From the 20 April 2020 Greater Niagara Newspapers and the Batavia Daily News

Friday, April 10, 2020

Celebrating dispatchers, the forgotten first responders

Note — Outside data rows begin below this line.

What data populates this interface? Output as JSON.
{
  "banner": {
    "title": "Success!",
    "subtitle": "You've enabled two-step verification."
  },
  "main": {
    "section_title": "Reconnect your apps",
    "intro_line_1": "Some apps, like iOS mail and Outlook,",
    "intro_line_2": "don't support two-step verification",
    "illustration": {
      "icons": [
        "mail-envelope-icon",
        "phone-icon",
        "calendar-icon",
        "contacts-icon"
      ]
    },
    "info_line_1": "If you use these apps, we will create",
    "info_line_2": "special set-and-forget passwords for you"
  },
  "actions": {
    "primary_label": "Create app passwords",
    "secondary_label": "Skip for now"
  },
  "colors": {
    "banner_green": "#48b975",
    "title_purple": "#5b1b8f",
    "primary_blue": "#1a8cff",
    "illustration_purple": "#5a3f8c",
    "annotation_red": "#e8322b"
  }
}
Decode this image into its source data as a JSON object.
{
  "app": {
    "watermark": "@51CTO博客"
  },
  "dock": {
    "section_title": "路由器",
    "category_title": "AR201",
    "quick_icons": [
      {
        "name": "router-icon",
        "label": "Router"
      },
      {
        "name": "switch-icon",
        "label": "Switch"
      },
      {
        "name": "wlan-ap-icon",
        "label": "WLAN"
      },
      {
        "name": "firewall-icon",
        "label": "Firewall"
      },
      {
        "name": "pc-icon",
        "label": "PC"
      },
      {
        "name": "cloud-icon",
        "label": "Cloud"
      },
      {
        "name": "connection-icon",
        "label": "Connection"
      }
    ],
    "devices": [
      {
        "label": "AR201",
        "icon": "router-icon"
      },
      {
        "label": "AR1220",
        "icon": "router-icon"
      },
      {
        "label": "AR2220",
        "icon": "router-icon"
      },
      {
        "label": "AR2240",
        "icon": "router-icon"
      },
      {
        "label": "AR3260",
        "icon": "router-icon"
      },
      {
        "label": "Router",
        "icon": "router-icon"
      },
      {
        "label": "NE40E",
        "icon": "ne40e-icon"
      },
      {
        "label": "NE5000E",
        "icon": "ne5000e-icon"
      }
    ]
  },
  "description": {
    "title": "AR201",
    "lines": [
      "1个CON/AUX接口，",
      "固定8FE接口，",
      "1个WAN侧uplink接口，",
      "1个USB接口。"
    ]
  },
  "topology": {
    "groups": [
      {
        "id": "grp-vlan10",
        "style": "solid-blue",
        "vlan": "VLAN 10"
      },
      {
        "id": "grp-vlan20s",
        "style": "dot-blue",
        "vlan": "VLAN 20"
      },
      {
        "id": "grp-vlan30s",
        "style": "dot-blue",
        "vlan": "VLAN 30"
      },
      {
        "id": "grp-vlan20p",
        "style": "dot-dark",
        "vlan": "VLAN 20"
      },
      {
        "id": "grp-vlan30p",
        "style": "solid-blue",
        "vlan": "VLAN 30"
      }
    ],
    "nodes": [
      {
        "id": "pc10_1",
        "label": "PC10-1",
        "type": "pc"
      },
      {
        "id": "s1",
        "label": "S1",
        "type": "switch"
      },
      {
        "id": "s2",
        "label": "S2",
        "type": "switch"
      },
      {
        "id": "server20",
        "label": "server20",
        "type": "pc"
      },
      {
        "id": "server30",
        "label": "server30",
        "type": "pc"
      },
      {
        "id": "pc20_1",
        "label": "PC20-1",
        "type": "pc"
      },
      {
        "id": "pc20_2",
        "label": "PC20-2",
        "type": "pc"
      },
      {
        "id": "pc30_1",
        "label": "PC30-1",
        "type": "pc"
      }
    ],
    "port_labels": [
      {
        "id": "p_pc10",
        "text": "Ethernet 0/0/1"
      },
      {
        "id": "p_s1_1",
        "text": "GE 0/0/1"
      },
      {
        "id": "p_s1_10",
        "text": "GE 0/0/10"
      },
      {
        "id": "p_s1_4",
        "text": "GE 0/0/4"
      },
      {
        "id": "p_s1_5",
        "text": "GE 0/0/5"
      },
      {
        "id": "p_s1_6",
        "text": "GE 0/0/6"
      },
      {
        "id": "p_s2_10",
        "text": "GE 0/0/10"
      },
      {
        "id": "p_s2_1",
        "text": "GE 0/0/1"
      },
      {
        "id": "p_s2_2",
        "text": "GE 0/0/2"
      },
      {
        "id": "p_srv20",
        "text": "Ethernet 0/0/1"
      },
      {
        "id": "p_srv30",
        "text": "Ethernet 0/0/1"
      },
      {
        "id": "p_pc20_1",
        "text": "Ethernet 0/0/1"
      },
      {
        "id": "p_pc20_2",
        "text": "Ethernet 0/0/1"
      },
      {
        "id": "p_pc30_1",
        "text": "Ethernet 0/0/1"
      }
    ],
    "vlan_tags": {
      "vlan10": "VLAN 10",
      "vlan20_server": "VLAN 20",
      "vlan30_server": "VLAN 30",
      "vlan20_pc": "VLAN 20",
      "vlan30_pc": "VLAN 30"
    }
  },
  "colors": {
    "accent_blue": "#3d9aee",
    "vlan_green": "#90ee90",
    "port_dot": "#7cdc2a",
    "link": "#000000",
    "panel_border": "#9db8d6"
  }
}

Sadly, it too often takes a crisis – be it 9/11 or a local catastrophe – to cause Americans to really celebrate the value that first responders bring to society.

 

We’ve seen that admiration in spades of late as impromptu parades, homemade yard signs, and press briefing commentaries by county, state, and federal executives have shined the spotlight on police, firefighters and ambulance crews for dealing with what the coronavirus crisis has thrown at them and our communities.

 

Even so, almost every one of us is guilty of, at one point – and, for some folks, always -- overlooking one subset of first responders who also deserve accolades, those who are actually the first of the responders – the dispatchers. Dispatchers are special public servants who are, in a way, the first on the scene. They may not be responding to the scene itself but they are responding directly to the people involved – those who need saving and those doing the saving.

 

The amount of stress placed upon dispatchers is considerable as are the skills and abilities they need to navigate their duties. Just ponder the following possible chain of events that happen once a call comes in to the 911 center.

 

The communicator has to calm the harried caller, be it a victim of domestic violence, a witness to an accident, or someone tending to a loved one who has taken ill.

 

Then, the dispatch team has to figure out the appropriate response – who, what, why, where and how. This gets tricky sometimes if the team has to use multiple forms of cellular and satellite technology to triangulate calls and ascertain location and the unique obstacles it may pose.

 

That team then calls out the appropriate police force and fire/EMS personnel, all while giving them the proper details and setting the table for them so they know exactly what they are heading into so they can be mentally and physically prepared and, above all, safe.

 

The dispatcher on the phone must often educate and help a stressed caller handle the event they are in, whether it’s leaving a danger zone, hiding from an attacker or doing critical first aid like administering CPR or the Heimlich maneuver or stopping a deadly bleed.

 

The individual at radio control must help coordinate and monitor all communications of the various agencies and departments on scene and determine if more help is needed and call for that accordingly.      

 

That’s just the tip of the iceberg; there’s so much more that needs doing. There’s a lot going on with just one call to 911.

 

Obviously, our multitasking dispatchers have to wear many hats – communicator, coordinator, and counselor. All of those tasks have to be handled with immediacy – every second matters with emergency calls – and with preternatural calm so the callers aren’t put into further distress and the other first responders can be directed and can direct with confidence.

 

It really takes a special person to be a dispatcher.

 

As someone who religiously listens to Niagara County dispatch I can attest to their professionalism, expertise and genuine humanity. We’re blessed to have them serving the citizens and their brothers and sisters in the public safety world.

 

This week, by regular practice and not because of the Covid-19 crisis, is National Public Safety Telecommunicators Week during which the workers of dispatcher centers are recognized for doing what they do. Most often, a Sheriff’s Office or a Police Commissioner’s office will hold a small ceremony or post something on their social media extolling the virtues of their dispatchers.

 

The dispatchers deserve a tip of the hat from us, too.

 

If they’ve ever been there for you maybe you could drop a kindly letter in the mail explaining how they helped you through an emergency. Or, maybe the next time you find yourself calling 911, you could end the call with a simple “thank you”.

 

Those are two words they don’t hear enough.  

 

From the 13 April 2020 Greater Niagara Newspapers and Batavia Daily News